What are the concepts you currently run?
The company has Bradley’s Fine Diner, and we are working on more fast-casual concepts, and we are working on developing a product line, social media, kids and education, and working with James Beard Foundation, and Chef Action Network for sustainable farming and food waste.
Is it challenging to work together?
Bradley: At times, but it drives us both — father and son — to be better every day.
What do you love about working together?
Bradley: We have the same goals, the same work ethic, and the same mindset. We are more creative together, because he has different knowledge to draw from. The combination of two generations makes us better.
Are there lessons you have learned from him?
Bradley: Yes: to be more patient.
What have you hoped to teach him?
Bradley: The mindset to build character and skills with your staff. Be in the moment. Enjoy while you go and enjoy a life — have a good work/life balance.

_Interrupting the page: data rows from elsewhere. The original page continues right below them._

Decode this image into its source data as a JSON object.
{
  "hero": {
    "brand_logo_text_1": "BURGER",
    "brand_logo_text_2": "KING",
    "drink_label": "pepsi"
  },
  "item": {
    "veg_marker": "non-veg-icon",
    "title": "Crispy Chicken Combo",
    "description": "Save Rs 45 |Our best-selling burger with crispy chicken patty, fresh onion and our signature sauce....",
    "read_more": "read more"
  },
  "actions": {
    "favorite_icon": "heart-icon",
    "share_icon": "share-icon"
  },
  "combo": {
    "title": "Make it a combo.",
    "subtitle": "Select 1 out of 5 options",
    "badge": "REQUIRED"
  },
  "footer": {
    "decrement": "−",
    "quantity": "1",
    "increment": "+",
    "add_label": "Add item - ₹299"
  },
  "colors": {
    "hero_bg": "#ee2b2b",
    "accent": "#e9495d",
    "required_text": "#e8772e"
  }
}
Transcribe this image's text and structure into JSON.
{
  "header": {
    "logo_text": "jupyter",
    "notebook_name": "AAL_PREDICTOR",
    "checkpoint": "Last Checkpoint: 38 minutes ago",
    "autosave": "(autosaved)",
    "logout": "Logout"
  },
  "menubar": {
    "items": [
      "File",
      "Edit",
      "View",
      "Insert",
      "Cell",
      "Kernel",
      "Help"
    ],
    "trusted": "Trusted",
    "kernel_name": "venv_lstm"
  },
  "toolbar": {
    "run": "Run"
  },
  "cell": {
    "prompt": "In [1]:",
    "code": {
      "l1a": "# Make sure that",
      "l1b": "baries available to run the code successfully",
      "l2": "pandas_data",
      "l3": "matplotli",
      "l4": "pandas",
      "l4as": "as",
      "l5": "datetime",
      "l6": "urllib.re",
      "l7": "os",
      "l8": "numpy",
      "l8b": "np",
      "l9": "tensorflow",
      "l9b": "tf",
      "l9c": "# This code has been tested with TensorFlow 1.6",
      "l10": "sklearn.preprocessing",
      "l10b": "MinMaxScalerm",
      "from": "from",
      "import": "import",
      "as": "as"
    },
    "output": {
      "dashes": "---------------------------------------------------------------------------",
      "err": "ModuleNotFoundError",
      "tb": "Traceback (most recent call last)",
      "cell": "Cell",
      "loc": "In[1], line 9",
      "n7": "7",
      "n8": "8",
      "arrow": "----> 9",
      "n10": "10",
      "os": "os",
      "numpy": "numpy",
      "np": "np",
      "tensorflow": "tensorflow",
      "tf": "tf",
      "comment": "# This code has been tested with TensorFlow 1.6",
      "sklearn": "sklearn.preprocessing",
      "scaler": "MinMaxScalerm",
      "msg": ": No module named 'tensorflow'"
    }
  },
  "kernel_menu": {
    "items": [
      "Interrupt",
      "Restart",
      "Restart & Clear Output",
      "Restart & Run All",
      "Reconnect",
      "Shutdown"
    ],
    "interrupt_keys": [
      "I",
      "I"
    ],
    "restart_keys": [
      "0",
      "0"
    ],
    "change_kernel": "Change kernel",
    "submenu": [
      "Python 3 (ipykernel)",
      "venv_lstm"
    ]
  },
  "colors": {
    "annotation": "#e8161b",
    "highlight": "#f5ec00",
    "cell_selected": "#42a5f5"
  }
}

Bryan, what are the lessons you have learned from your dad and what do you think he has learned from you?
Bryan: I learned about the soul of ingredients. Also, farm to table is so loosely used now, but it’s really about the product — knowing the people who produce it and building relationships with your famers, fishers, and purveyors. I’ve learned to always be pushing to reinvent yourself. I’m always trying to reach to be the best.
Bryan, what concepts are you working on now?
Bryan: I am starting a new venture in Vegas and it’s opening June 16th. It’s called The Mixx Grill & Lounge.
Do you prefer fast casual or fine dining and why?
Bryan: I prefer quality and execution with a friendly hospitable environment.
What is your five-year plan?
Bryan: To spend more time with my wife and son.
Do you have any advice for someone starting out in the business?
Bryan: Keep an open mind; question anything; don’t pass up on any experiences that come your way; always say yes.
Do you have any Father’s Day rituals?
Bryan: Being in restaurants and making sure everyone else has a great Father’s Day. And I like to get some time with my son. My son is two in July. This year, I’ll get to see my dad as well and he can spend time with my son, too.
What’s your favorite thing to cook with your dad or to cook for him?
Bryan: The most joy we have is letting the market dictate what we cook. So whatever the famers’ market has, we go with that. Food that’s available in the market thrives.